--- RECORD EXTRACTS ---
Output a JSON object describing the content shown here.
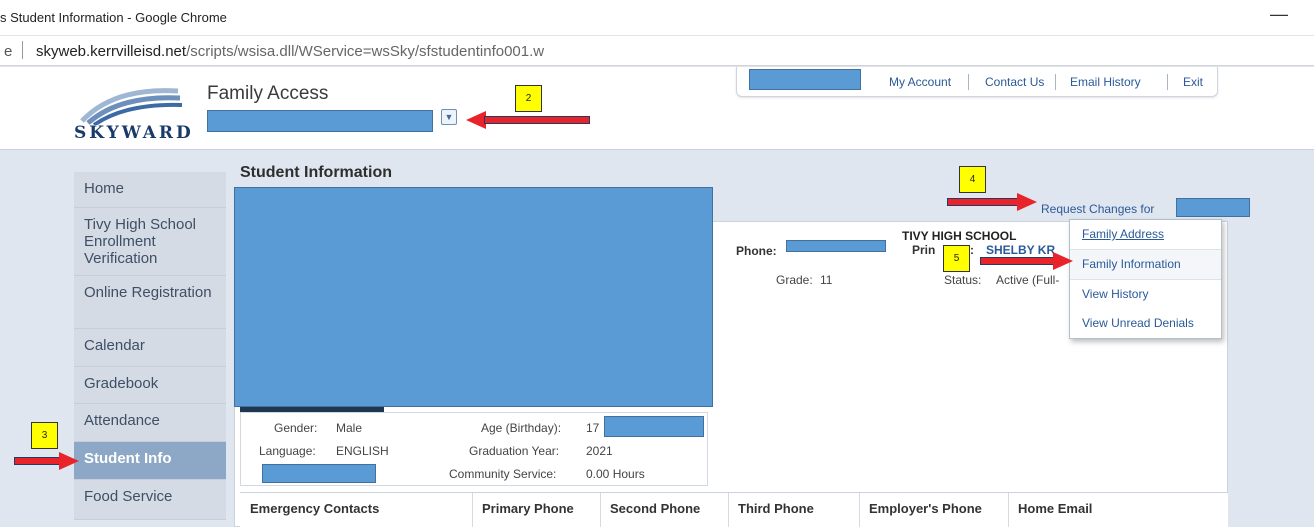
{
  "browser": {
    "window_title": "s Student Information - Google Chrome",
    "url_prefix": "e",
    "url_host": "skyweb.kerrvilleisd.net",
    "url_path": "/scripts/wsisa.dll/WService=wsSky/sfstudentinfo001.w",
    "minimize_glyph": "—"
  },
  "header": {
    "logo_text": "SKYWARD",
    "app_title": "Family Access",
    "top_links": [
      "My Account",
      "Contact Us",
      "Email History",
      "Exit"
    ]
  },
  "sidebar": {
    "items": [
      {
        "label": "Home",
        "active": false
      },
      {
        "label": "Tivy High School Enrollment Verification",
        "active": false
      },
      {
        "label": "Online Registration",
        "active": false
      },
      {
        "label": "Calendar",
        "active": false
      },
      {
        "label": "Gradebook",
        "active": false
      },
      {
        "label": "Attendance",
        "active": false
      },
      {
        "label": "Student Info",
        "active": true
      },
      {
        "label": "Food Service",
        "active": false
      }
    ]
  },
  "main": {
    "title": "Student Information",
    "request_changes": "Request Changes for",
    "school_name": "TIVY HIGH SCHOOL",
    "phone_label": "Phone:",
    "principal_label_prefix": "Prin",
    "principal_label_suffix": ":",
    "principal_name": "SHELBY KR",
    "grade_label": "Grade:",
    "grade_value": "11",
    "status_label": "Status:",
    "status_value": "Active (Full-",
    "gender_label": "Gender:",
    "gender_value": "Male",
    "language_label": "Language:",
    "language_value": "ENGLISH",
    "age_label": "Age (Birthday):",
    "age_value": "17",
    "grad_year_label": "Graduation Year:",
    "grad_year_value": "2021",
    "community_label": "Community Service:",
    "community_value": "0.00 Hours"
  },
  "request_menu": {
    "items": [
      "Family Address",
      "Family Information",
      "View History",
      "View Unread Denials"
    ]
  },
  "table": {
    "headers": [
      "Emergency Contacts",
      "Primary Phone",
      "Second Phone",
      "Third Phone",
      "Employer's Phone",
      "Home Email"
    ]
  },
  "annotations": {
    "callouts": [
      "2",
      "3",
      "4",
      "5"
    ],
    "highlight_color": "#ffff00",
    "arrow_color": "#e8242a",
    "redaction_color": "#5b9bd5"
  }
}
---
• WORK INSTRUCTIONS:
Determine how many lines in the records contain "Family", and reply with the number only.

• COMPLETED TASK:
3